Here, a young lady a princess perhaps, has been brought to the palace-terrace to meet the prince eagerly waiting for her. The figures of the prince and princess have some resemblance with Krishna and Radha. They have been endowed with halos and are represented as wearing on their waists identical pink sashes. The prince has a gold-bordered orange sash also on his shoulder and a shocking orange turban with gem studded crests and laces of pearls on his head. The princess and the maids in attendance are in 'lehengas' long and wide skirts, 'cholis' half blouses, and 'odhanis' sheets used for covering heads. The style of 'cholis' is similar but that of 'lehengas' and 'odhanis' differ. The 'lehenga' of the princess is broader and more splendid. It has been woven using all gold thread. So is her 'odhani'. It is larger and fine, manufactured, perhaps, using transparent or semi-transparent silk thread.
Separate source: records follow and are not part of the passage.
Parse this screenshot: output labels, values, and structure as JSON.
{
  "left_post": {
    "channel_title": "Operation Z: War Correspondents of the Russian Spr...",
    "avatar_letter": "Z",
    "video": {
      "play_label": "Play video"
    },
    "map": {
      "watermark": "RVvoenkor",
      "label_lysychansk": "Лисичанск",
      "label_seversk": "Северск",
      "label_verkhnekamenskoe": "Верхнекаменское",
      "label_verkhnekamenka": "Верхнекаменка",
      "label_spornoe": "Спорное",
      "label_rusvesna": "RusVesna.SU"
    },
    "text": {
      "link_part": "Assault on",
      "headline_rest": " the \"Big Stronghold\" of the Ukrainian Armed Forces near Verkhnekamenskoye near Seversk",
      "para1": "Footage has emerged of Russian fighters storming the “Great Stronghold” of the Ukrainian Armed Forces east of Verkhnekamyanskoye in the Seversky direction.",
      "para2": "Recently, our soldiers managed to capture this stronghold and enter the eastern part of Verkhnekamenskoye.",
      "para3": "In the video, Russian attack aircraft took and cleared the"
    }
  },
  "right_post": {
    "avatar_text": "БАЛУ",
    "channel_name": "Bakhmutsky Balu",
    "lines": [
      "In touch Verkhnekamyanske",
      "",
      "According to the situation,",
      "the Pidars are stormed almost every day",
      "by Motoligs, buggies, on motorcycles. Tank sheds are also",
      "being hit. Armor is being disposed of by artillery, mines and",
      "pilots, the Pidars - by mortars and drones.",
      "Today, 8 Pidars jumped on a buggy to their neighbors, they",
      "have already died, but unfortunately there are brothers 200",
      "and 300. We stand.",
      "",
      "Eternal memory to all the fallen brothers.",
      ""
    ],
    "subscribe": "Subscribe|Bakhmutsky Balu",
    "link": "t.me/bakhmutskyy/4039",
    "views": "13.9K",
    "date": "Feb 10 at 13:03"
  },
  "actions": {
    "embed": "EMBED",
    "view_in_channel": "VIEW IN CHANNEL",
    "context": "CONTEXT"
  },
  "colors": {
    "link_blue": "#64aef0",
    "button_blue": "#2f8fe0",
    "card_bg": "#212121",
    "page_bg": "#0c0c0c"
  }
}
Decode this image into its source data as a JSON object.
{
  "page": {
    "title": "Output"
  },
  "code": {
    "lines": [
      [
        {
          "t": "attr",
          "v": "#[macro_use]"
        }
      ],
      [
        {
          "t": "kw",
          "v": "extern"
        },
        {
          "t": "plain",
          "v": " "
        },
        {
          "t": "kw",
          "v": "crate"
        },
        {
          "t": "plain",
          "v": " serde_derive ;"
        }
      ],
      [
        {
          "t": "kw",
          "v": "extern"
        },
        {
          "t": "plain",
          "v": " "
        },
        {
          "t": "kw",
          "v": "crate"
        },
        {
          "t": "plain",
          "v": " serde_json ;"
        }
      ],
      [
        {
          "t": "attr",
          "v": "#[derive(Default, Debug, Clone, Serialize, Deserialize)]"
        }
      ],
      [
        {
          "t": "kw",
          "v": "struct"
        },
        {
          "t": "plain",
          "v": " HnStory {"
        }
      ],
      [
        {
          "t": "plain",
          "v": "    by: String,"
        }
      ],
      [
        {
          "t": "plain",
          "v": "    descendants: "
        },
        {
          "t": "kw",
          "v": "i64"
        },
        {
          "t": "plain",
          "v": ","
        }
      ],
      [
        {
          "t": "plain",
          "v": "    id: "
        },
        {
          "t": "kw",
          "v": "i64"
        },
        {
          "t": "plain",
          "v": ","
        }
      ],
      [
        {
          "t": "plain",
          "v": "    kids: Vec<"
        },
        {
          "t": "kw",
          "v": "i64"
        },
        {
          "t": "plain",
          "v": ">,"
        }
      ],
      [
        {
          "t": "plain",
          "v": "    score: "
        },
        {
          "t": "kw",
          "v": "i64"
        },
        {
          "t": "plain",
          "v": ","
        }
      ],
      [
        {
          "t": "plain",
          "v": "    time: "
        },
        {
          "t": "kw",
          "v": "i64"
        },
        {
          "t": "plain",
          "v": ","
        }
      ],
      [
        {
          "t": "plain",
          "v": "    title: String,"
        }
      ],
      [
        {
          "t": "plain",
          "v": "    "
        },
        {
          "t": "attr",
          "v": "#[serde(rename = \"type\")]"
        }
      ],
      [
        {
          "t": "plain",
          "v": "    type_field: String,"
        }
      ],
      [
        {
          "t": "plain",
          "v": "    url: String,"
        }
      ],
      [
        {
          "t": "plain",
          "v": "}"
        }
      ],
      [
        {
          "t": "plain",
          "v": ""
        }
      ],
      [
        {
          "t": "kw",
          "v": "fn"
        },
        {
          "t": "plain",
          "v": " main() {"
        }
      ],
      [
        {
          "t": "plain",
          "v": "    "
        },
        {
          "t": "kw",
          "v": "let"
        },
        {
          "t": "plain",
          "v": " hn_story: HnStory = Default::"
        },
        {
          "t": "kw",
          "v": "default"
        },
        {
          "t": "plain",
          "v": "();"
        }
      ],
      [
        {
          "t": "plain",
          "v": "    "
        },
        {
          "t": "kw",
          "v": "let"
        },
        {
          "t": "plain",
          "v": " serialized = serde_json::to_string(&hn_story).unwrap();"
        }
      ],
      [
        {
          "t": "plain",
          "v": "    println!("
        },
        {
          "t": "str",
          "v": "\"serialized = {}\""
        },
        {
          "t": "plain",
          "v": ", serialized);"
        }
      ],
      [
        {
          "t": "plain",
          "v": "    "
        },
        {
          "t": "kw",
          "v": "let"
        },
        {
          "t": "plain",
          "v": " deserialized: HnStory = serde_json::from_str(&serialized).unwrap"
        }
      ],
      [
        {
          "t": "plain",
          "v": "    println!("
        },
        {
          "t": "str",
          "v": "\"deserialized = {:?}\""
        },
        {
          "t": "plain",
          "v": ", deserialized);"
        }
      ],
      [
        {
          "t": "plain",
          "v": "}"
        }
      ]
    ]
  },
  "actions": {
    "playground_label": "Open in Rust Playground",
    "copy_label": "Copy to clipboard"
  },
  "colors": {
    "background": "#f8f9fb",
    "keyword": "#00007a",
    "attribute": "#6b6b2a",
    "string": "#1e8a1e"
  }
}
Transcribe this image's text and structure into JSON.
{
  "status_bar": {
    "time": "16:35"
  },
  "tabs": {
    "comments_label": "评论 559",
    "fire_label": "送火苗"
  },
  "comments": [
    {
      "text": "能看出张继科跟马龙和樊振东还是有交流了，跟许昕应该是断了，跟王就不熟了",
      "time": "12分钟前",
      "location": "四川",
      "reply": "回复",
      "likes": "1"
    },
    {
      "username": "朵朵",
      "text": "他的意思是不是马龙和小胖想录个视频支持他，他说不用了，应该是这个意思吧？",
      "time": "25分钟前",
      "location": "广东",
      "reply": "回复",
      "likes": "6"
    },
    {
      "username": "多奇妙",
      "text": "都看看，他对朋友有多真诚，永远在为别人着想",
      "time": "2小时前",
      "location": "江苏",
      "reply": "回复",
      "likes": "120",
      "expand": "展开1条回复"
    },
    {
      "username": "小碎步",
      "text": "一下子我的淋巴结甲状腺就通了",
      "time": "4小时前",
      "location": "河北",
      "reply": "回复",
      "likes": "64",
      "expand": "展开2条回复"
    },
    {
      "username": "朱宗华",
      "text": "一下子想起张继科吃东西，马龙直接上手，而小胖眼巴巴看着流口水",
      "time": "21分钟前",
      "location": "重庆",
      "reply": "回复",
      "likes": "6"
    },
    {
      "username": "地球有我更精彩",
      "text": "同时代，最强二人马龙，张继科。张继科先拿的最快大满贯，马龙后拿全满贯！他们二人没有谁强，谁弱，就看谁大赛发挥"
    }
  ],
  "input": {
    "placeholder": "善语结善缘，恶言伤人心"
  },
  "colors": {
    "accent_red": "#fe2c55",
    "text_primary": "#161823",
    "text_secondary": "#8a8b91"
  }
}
The prince, too, is in yellow 'lehenga', though his upper garment is a full shirt in deep blue.
The prince's blue complexion, yellow lower garment 'pitambara', and the crest with the look of the peacock-feather features of Krishna's iconography, suggest that like many other princes in Rajasthan he also costumed himself as Krishna. All major states in Rajasthan, from the 16th century onwards, had taken to some form of Vallabha's 'Pushtimarga' and were ardent devotees of the Krishna's Vaishnava 'bhakti'. Larger states had his seats and iconographic distinction and a distinct name. Many princes preferred costuming themselves as Krishna and living like him. They believed that this would add sanctity to their rule and protect them from harm.
This description by Prof. P.C. Jain and Dr Daljeet. Prof. Jain specializes on the aesthetics of ancient Indian literature. Dr Daljeet is the chief curator of the Visual Arts Gallery at the National Museum of India, New Delhi. They have both collaborated on numerous books on Indian art and culture.